Comrades, the sugar industry has been criticised heavily. As the major workers’ union, we are disturbed by the sentiments of some so-called trade unionists who, from all appearances, have joined the political bandwagon to denounce the industry and its hard-working workers. But we should not forget those who placed the industry in the difficulty it finds itself. But now, like Rip Van Winkle, they express surprise at the efforts necessary to breathe new life into the industry. Comrades, it appears, they are vexed by the progress the industry has recorded. Massive investments are being made to heighten production and productivity, with particular emphasis on mechanisation. At Rose Hall Estate, certainly much to their dismay, the chimney, once again, has smoke and more than one thousand of the workers they sent home have regained a livelihood. Soon, too, the growing of canes will recommence at Skeldon, and a sugar refinery is being examined at East Demerara Estate. Comrades those who criticise are shameless and have no care for the workers and their families. We should ignore and reject them and ask them about their broken promises of a 20% pay increase and other pies in the sky they fooled Guyanese with during the 2015 elections. Comrades, their true nature as confidence tricksters are exposed.

Comrades, we began by reflecting on the international origins of Labour Day and, on this day, cannot fail to assess the international situation. We are mindful that our ongoing struggles are part of the wider global class struggles that are taking place as the world’s workers seek to break free from the chains of bondage, exploitation and inequity. On this Labour Day, the GAWU extends its full solidarity with the world’s working people. We also send fraternal greetings to all oppressed peoples, particularly farmers, youth, women, and other progressive movements aligned with realising a better tomorrow for our world’s people.

Today, the global economy has grown to its strongest point, yet millions live in poverty, unemployment, and social decay. Most economic growth accrues to the richest one (1) per cent while the rest of mankind languishes. There are millions confronting malnutrition and famine and suffering from wars and other acts of aggression. We are also mindful of the ever-increasing threats posed by climate change. More and more, despite the doubters, we are seeing its impact, and recently, 2023 was deemed the hottest in history. It is no longer a threat of the future but a reality of our present.

Today, we also cannot ignore the troubling situation in Palestine, which has been under Israeli bombardment with the support of its allies for more than six (6) months now. The loss of life, the destruction of property, and the hardships imposed on the Palestinian people are abominable. There can be no justifiable reason for the treatment meted out, and we are in solidarity with the people of Gaza as we call for an immediate ceasefire, the release of humanitarian assistance and a two (2) state solution consistent with the 1967 agreement. We recognise an urgent need to address the situation in the region, which has the potential of drawing in other nations and bringing about a much larger conflict. We note, too, the continuing conflict in Ukraine, which has also brought about untold destruction and loss of life, and urge a peaceful end to the conflict.

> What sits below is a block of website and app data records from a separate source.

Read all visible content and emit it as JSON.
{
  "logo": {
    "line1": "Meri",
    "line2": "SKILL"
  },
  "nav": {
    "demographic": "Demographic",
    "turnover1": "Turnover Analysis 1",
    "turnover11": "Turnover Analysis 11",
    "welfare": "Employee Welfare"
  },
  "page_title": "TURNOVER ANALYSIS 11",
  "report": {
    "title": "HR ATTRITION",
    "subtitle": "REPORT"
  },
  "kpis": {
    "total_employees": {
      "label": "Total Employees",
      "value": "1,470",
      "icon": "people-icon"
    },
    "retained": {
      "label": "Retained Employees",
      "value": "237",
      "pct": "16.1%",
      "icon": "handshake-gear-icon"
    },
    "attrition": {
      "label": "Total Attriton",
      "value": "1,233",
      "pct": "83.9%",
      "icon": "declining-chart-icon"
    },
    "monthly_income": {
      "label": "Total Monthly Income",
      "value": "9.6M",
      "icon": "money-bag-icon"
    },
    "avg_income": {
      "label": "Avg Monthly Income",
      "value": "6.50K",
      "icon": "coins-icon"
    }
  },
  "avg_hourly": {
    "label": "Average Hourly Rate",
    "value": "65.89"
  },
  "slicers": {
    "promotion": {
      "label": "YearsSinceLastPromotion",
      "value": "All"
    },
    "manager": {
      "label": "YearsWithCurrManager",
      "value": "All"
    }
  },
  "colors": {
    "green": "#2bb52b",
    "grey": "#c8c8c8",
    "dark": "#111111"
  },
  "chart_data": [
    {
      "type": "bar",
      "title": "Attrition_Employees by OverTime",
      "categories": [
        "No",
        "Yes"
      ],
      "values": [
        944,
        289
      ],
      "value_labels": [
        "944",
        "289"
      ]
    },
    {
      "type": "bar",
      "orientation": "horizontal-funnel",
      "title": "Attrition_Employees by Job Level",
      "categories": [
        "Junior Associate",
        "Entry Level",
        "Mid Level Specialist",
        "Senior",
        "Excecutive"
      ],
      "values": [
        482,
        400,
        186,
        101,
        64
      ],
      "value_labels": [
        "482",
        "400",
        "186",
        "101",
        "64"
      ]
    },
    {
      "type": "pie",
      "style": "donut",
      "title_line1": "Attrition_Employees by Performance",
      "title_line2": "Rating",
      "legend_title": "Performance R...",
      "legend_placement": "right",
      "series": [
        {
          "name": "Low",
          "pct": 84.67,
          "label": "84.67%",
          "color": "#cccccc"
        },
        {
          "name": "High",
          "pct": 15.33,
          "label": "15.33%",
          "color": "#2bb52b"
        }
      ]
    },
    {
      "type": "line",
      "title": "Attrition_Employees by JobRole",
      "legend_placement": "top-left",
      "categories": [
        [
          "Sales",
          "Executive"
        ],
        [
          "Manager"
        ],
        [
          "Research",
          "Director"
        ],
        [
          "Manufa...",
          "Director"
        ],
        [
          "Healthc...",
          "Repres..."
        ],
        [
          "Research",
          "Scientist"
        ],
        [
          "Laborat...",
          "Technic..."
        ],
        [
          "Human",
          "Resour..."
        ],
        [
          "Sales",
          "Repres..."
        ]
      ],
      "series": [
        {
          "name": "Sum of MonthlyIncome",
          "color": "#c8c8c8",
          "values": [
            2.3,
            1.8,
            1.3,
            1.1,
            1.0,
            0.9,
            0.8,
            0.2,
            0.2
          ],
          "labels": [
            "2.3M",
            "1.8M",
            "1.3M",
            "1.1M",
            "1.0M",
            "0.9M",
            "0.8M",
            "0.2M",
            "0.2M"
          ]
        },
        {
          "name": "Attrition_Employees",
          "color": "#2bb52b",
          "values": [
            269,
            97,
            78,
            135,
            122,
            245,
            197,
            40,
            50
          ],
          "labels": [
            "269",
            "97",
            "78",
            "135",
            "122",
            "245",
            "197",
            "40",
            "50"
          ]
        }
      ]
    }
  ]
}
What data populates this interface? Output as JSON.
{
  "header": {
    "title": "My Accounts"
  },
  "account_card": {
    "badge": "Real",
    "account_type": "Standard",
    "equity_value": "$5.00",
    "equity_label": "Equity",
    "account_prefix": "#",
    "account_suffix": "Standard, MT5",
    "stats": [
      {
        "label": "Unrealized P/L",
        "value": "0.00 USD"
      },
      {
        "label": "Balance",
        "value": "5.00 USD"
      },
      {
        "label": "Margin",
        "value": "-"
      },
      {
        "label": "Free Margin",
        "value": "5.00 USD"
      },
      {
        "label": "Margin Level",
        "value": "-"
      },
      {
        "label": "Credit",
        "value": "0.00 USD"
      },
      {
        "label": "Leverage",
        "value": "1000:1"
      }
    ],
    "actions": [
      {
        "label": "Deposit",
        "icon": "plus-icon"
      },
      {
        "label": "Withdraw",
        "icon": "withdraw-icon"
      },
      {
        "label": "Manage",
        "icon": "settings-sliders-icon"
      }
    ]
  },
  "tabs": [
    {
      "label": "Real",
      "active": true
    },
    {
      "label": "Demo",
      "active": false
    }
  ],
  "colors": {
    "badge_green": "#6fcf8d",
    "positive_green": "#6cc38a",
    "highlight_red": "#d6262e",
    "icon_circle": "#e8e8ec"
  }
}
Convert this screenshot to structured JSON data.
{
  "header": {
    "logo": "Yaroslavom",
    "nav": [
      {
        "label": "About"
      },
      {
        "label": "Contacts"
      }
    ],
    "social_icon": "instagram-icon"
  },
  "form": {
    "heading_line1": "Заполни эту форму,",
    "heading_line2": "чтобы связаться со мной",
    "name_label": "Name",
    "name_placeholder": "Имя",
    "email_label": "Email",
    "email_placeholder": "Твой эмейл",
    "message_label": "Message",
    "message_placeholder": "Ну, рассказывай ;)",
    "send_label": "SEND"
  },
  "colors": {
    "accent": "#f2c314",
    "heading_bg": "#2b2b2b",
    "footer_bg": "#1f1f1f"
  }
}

Our solidarity is also extended to the people of Cuba, who remain an inspiring symbol of struggle as they seek to chart a new and just path. Indeed, we are inspired as we move forward even stronger, knowing that a better world is possible with equality among people and fairness, justness and social justice.

Comrades, as we celebrate Labour Day 2024, we again extend best wishes to all Guyanese and workers worldwide. Let us continue imbued with a greater sense of purpose, inspired to realise a better tomorrow for future generations. Remember, we have nothing to lose but our chains.

Long live GAWU!

Long live FITUG!

Long live the working class!